What this task involves: Which lines hold the string "title"? Copy each of them from the material below.

BEGIN Supplied material

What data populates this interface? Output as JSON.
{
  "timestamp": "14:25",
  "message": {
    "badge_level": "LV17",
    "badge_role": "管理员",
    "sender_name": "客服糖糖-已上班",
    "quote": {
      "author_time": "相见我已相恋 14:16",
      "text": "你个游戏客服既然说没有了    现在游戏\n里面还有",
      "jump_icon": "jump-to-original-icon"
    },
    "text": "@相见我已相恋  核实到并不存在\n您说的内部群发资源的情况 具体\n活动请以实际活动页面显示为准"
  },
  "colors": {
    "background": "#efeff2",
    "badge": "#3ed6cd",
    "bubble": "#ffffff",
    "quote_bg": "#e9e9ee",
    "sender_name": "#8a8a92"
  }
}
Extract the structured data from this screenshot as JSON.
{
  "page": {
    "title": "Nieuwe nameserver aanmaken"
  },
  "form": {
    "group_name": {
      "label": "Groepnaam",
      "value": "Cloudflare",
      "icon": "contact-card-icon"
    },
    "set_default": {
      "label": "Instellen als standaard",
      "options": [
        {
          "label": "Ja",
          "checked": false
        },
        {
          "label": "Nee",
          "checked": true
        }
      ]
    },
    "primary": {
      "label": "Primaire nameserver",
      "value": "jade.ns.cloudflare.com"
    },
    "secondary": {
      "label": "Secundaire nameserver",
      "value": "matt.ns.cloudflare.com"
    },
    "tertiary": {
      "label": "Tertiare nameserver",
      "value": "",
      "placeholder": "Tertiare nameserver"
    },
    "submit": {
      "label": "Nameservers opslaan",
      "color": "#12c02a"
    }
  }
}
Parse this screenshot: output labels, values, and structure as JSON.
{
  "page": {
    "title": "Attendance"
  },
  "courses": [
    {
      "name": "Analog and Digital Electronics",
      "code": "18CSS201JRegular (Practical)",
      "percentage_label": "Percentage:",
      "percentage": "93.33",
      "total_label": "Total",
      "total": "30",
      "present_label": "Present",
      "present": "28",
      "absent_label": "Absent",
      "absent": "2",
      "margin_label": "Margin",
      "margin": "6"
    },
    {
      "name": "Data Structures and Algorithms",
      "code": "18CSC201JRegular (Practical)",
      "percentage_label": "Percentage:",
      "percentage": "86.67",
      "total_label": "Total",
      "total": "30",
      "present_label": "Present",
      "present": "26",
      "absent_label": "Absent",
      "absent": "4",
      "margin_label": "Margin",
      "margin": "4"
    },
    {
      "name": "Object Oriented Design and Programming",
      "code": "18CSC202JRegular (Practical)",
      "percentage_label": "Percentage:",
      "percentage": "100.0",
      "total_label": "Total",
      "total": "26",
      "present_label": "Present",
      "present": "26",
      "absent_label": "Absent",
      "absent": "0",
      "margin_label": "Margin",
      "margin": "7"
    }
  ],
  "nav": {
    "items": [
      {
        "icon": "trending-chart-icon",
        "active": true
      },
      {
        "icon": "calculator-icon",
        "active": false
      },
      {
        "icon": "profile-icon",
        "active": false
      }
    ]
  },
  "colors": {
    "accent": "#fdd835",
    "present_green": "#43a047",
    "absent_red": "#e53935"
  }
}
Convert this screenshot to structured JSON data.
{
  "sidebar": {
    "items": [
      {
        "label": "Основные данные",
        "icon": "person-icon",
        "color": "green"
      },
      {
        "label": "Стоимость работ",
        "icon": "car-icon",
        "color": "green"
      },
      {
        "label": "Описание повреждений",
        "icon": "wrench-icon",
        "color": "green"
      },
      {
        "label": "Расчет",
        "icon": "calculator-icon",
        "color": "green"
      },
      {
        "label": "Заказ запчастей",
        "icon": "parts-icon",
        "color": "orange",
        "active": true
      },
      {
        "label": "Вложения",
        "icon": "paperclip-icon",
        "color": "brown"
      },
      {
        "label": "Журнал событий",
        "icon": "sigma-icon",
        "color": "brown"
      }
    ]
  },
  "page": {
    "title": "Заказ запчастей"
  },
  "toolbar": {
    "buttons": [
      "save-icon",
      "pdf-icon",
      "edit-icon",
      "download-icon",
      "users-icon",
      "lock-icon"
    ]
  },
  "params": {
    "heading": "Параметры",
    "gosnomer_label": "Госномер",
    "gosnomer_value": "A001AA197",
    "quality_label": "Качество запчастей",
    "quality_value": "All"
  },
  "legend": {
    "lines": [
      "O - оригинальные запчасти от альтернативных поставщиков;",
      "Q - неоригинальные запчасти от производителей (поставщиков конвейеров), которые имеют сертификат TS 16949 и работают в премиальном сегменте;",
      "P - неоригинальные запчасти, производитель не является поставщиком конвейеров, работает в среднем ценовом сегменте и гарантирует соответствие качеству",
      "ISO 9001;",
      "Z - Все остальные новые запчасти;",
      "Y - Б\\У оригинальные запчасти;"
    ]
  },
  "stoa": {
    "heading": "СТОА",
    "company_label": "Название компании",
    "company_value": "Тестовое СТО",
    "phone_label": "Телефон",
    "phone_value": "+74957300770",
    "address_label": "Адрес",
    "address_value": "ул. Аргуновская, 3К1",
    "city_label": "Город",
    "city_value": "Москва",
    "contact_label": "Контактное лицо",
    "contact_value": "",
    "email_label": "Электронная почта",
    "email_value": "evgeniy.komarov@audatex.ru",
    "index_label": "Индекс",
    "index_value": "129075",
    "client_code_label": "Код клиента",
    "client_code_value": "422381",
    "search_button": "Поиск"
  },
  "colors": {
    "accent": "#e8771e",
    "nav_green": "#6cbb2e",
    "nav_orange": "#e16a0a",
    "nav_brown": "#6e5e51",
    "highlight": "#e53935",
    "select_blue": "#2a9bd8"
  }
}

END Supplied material

Your response:
    "title": "Nieuwe nameserver aanmaken"
    "title": "Attendance"
    "title": "Заказ запчастей"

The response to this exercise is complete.